Video: Brexit for Dummies - The English Blog

But what is Brexit, and what exactly is at stake? Watch this CNN Money video to find out. You can also do a quiz below based on the video transcript. TRANSCRIPTIt's called 'Brexit'. The very word conjures up something quite painful. DEFINITIONBrexit, an abbreviation of "British exit", mirrors the term Grexit ("Greek exit"), and refers to the possibility of Britain's withdrawal from the European Union. Everything You Need To Know About 'Brexit' And The EU Referendum But Were Afraid To Ask. Brace yourself: for the next four months, the news bulletins will be dominated by talk of the UK’s referendum on whether to stay or leave the European Union.

Everything You Need To Know About 'Brexit' And The EU Referendum But Were Afraid To Ask

And, on June 23, we all get to vote. Many people’s first reaction is something like this. But stay with us. The referendum is arguably more important than any general election, changing Britain’s relationship with Europe and, in turn, the rest of the world. The arguments will range from the sublime to the ridiculous. There’ll also be nonsense: scaremongering, dirty tricks, low politics. Let’s step back to January 2013. Here’s the so-called Bloomberg speech. The plan was to slay two dragons with one mighty swipe: Nigel Farage’s insurgent Ukip, which was a real threat to the party’s share of the vote, and eurosceptic Tory MPs, a thorn in the side of successive Conservative Party leaders.

Books have been written on why, and it’s been a itch that has needed scratching for decades, according to Tories and tabloid newspapers.

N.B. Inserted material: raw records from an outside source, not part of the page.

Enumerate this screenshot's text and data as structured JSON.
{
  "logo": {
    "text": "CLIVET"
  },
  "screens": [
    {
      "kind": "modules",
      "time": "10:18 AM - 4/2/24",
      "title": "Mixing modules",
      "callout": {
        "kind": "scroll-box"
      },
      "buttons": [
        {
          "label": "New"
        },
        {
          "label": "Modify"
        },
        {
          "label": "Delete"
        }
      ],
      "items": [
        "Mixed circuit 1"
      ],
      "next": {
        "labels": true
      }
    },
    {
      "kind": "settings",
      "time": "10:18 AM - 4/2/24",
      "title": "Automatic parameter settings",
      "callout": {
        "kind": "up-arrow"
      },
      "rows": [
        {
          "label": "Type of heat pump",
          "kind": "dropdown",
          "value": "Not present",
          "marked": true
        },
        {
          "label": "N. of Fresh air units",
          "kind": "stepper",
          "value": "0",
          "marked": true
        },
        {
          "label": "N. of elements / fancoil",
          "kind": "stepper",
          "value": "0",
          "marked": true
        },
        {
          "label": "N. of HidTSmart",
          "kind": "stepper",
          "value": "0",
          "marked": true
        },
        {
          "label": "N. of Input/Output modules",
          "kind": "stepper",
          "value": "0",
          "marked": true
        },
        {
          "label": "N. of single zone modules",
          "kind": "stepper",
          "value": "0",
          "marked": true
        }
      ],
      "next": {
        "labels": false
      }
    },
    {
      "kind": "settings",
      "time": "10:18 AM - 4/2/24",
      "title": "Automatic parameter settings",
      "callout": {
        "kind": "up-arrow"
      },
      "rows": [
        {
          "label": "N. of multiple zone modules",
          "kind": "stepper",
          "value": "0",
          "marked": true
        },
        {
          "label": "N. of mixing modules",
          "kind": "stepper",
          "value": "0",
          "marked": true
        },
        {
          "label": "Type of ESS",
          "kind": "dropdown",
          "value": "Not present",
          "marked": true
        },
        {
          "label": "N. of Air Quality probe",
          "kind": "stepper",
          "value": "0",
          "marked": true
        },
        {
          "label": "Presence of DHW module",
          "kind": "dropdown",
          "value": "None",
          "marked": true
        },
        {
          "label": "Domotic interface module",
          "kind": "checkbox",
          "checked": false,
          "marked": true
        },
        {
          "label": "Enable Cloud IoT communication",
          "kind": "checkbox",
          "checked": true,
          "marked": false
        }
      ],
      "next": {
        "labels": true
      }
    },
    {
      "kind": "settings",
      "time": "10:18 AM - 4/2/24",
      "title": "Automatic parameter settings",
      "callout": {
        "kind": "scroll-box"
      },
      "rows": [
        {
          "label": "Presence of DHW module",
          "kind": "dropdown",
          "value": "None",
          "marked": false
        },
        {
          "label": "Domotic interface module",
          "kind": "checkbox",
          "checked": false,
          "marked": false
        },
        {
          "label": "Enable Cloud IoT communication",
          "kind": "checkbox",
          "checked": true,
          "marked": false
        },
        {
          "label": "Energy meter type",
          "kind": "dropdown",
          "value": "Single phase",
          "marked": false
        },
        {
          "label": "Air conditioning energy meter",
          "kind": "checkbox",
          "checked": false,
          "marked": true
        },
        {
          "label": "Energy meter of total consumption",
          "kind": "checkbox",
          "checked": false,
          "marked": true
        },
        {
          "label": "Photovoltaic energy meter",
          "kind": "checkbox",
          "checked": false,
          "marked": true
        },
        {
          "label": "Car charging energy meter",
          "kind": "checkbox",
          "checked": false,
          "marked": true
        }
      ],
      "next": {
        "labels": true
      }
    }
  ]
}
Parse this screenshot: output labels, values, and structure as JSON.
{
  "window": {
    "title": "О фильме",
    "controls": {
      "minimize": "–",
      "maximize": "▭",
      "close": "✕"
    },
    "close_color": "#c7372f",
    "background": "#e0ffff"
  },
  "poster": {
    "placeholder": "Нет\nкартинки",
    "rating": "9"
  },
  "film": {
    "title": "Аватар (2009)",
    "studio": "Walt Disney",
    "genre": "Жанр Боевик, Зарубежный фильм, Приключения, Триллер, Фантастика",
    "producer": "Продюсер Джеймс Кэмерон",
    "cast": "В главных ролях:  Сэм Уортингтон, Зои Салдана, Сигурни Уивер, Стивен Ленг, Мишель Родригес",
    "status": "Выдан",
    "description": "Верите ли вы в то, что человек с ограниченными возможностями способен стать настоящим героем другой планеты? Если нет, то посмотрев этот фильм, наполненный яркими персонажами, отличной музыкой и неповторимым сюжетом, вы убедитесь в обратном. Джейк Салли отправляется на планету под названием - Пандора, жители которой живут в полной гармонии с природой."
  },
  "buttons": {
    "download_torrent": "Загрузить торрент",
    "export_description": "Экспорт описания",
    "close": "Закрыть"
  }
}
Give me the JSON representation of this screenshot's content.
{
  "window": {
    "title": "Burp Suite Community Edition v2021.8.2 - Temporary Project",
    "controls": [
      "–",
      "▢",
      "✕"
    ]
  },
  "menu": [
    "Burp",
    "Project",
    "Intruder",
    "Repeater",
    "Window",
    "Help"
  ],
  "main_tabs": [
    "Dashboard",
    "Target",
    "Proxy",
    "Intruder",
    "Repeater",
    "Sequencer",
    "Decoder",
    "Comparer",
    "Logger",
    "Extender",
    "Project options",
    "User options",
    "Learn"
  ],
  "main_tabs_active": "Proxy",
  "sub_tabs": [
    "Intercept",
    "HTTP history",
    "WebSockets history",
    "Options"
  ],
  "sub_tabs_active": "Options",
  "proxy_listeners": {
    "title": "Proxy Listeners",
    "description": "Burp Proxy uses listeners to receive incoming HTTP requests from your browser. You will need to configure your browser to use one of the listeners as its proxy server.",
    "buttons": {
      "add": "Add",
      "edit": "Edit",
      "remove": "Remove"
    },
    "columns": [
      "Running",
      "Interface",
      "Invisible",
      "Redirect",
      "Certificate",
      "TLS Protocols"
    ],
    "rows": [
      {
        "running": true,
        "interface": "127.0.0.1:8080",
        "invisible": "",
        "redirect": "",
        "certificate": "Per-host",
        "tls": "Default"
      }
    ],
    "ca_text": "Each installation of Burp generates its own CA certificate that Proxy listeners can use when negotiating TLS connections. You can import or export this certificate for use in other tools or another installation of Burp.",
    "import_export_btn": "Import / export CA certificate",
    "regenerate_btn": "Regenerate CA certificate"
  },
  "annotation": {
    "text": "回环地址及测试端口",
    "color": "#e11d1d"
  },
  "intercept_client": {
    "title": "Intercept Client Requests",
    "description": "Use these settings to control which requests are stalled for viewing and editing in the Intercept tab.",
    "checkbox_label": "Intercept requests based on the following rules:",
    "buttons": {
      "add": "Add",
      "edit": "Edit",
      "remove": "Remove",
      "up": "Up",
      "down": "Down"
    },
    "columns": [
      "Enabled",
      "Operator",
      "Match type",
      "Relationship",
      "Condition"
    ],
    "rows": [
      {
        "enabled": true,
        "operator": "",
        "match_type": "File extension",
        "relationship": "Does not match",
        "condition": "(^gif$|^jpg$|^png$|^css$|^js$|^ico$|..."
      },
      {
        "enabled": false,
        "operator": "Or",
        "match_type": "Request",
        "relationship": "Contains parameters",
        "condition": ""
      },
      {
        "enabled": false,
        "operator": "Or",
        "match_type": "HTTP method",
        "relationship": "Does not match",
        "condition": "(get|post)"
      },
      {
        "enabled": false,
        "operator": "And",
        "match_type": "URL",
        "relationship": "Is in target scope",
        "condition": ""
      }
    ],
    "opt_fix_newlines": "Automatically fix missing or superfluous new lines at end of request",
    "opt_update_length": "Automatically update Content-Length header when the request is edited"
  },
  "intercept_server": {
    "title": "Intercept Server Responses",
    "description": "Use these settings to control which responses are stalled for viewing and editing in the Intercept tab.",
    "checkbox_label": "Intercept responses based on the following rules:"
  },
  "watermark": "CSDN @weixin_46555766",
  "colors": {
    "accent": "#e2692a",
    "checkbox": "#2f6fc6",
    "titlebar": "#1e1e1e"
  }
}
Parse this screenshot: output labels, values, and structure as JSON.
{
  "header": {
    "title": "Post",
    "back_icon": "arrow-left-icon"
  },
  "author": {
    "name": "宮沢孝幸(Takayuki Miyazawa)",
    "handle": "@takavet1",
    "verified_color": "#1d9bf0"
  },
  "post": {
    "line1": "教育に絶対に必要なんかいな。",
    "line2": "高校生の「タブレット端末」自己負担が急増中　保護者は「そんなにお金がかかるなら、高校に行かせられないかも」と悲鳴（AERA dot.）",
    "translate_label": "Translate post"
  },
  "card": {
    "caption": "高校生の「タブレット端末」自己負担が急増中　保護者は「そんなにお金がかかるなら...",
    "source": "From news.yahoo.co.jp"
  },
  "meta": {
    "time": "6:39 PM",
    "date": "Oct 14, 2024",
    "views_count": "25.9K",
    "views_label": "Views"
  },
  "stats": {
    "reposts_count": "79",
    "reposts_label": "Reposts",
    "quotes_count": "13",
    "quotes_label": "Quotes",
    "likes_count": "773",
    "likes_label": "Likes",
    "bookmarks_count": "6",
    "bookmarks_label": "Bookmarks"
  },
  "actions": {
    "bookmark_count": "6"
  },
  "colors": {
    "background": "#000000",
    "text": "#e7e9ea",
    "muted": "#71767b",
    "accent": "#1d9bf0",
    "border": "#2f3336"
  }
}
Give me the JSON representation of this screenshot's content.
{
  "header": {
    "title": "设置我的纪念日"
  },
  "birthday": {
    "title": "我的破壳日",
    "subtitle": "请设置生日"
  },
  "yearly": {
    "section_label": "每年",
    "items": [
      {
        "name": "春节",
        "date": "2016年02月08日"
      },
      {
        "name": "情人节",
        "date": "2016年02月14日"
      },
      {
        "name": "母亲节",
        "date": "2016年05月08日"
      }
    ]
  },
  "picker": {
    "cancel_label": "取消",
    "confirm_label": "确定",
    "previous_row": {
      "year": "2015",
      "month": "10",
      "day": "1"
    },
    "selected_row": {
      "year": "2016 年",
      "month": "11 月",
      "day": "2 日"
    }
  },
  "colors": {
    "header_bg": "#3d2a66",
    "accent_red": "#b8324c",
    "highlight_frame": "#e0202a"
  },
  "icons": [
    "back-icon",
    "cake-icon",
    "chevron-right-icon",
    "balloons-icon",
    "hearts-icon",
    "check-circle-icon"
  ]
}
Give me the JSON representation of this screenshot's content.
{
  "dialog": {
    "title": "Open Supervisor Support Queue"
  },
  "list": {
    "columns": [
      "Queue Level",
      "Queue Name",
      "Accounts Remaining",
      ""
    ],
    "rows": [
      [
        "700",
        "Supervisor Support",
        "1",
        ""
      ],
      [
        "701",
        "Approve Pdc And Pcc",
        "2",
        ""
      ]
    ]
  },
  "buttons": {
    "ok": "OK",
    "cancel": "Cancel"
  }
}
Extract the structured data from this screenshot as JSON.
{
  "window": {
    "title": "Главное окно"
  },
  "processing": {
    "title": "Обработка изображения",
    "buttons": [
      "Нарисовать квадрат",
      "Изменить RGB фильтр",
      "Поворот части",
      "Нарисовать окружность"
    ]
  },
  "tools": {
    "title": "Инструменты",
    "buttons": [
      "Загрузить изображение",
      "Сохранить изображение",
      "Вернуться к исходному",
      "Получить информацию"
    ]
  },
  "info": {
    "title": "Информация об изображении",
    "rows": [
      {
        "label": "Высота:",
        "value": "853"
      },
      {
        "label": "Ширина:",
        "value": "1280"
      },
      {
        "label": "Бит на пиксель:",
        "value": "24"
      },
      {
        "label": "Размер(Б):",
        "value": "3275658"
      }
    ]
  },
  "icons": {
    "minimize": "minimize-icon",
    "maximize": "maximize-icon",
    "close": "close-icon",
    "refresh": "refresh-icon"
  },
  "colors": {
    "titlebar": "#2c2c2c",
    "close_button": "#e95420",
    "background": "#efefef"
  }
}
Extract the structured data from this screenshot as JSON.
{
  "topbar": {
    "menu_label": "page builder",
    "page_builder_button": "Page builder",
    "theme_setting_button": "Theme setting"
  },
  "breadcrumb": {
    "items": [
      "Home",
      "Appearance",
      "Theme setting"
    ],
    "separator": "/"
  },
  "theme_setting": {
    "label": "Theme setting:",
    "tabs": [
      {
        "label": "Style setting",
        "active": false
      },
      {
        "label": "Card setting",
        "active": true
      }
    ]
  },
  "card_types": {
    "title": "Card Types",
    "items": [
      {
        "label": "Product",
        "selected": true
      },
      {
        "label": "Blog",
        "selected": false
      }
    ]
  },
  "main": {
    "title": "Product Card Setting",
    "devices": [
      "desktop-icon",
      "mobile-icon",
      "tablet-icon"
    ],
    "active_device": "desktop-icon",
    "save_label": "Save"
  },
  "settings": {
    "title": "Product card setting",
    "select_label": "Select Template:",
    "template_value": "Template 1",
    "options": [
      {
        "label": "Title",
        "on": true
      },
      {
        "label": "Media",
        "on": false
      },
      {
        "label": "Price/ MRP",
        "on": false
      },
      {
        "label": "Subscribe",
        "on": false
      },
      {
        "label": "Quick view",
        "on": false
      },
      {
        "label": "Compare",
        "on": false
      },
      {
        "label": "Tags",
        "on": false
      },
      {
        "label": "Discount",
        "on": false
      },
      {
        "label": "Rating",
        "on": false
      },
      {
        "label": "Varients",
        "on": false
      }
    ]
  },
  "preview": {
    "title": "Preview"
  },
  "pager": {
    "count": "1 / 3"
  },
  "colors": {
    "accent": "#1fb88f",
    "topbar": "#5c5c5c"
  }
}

Yes. Him. Yes. The UK's EU referendum: All you need to know.